High inflation increases the opportunity cost of holding cash balances and can induce people to hold a greater portion of their assets in interest paying accounts. However, since cash is still needed to carry out transactions this means that more "trips to the bank" are necessary to make withdrawals, proverbially wearing out the "shoe leather" with each trip.
With high inflation, firms must change their prices often to keep up with economy-wide changes. But often changing prices is itself a costly activity whether explicitly, as with the need to print new menus, or implicitly, as with the extra time and effort needed to change prices constantly.

Annual escalation clauses in employment contracts can specify retroactive or future percentage increases in worker pay which are not tied to any index.
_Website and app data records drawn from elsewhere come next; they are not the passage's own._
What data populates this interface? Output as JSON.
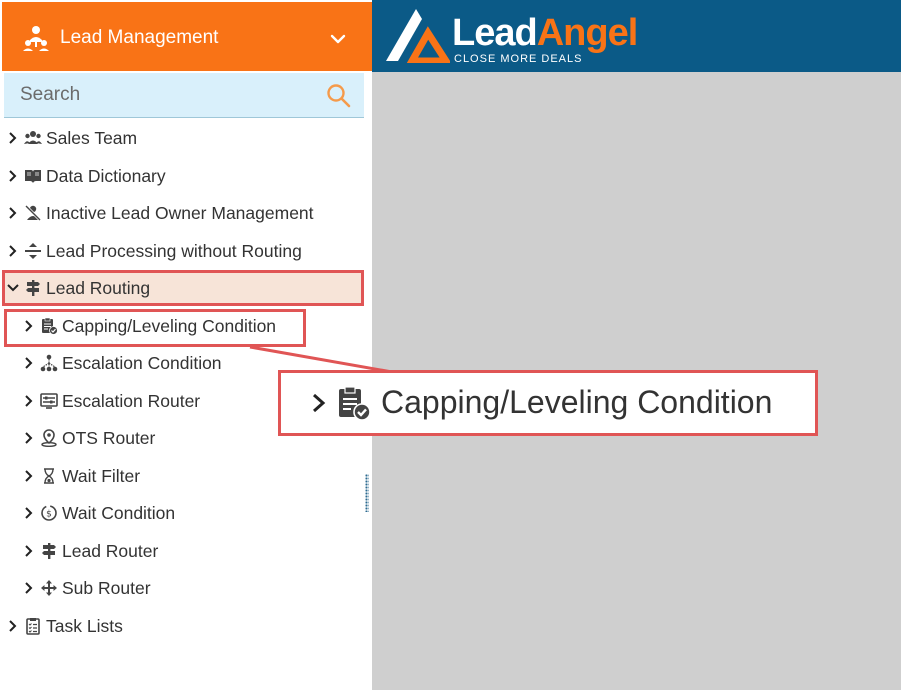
{
  "module_header": {
    "title": "Lead Management",
    "icon": "team-hierarchy-icon",
    "chevron": "chevron-down-icon",
    "bg_color": "#f97316"
  },
  "search": {
    "placeholder": "Search",
    "icon": "search-icon"
  },
  "brand": {
    "name_part1": "Lead",
    "name_part2": "Angel",
    "tagline": "CLOSE MORE DEALS",
    "bg_color": "#0b5a87",
    "accent_color": "#f97316"
  },
  "tree": {
    "items": [
      {
        "label": "Sales Team",
        "icon": "users-icon"
      },
      {
        "label": "Data Dictionary",
        "icon": "book-icon"
      },
      {
        "label": "Inactive Lead Owner Management",
        "icon": "user-slash-icon"
      },
      {
        "label": "Lead Processing without Routing",
        "icon": "split-arrows-icon"
      },
      {
        "label": "Lead Routing",
        "icon": "signpost-icon",
        "expanded": true,
        "highlighted": true
      },
      {
        "label": "Capping/Leveling Condition",
        "icon": "clipboard-check-icon",
        "highlighted": true
      },
      {
        "label": "Escalation Condition",
        "icon": "hierarchy-icon"
      },
      {
        "label": "Escalation Router",
        "icon": "sliders-icon"
      },
      {
        "label": "OTS Router",
        "icon": "map-pin-icon"
      },
      {
        "label": "Wait Filter",
        "icon": "hourglass-icon"
      },
      {
        "label": "Wait Condition",
        "icon": "clock-dollar-icon"
      },
      {
        "label": "Lead Router",
        "icon": "signpost-icon"
      },
      {
        "label": "Sub Router",
        "icon": "move-arrows-icon"
      },
      {
        "label": "Task Lists",
        "icon": "checklist-icon"
      }
    ]
  },
  "callout": {
    "label": "Capping/Leveling Condition",
    "icon": "clipboard-check-icon",
    "border_color": "#e05555"
  },
  "colors": {
    "highlight_bg": "#f7e4d8",
    "highlight_border": "#e05555",
    "search_bg": "#d9f0fb",
    "content_bg": "#cfcfcf"
  }
}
These negotiated increases in pay are colloquially referred to as cost-of-living adjustments ("COLAs") or cost-of-living increases because of their similarity to increases tied to externally determined indexes.

Under a fixed exchange rate currency regime, a country's currency is tied in value to another single currency or to a basket of other currencies (or sometimes to another measure of value, such as gold). A fixed exchange rate is usually used to stabilize the value of a currency, vis-a-vis the currency it is pegged to. It can also be used as a means to control inflation. However, as the value of the reference currency rises and falls, so does the currency pegged to it. This essentially means that the inflation rate in the fixed exchange rate country is determined by the inflation rate of the country the currency is pegged to. In addition, a fixed exchange rate prevents a government from using domestic monetary policy to achieve macroeconomic stability.

In general, wage and price controls are regarded as a temporary and exceptional measure, only effective when coupled with policies designed to reduce the underlying causes of inflation during the wage and price control regime, for example, winning the war being fought. They often have perverse effects, due to the distorted signals they send to the market. Artificially low prices often cause rationing and shortages and discourage future investment, resulting in yet further shortages. The usual economic analysis is that any product or service that is under-priced is overconsumed. For example, if the official price of bread is too low, there will be too little bread at official prices, and too little investment in bread making by the market to satisfy future needs, thereby exacerbating the problem in the long term.